--- RECORDS SUPPLIED ---

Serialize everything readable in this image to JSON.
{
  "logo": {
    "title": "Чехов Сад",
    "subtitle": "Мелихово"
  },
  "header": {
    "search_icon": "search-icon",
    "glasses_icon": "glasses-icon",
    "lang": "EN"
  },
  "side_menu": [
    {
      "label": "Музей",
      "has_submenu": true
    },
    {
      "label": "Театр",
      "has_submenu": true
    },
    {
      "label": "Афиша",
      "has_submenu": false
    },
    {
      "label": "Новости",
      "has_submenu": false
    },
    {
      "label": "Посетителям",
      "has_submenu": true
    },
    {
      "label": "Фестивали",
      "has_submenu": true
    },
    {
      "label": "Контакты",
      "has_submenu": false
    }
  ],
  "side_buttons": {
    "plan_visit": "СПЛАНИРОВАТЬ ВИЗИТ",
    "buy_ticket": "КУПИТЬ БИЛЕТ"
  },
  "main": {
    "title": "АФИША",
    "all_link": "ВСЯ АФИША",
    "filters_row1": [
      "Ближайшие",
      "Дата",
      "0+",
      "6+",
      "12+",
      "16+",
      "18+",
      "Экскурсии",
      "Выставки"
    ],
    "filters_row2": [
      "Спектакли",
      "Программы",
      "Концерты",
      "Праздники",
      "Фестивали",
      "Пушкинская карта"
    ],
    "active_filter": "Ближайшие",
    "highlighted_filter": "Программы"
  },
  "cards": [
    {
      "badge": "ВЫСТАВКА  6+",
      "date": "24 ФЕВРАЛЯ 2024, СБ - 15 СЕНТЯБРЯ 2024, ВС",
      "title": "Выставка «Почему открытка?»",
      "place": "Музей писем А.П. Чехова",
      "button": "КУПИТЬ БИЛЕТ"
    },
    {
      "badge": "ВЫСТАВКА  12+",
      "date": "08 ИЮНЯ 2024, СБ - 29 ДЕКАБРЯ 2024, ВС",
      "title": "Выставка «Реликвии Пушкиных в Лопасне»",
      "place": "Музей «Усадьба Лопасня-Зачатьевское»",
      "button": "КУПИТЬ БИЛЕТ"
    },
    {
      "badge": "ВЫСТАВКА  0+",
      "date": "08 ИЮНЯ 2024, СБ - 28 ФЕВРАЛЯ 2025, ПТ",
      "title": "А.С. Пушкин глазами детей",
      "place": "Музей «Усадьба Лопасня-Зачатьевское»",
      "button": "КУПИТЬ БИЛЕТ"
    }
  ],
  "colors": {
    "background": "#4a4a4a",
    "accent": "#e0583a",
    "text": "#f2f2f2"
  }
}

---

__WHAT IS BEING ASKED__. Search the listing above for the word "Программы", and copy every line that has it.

__SOLUTION__.
      "Программы",
    "highlighted_filter": "Программы"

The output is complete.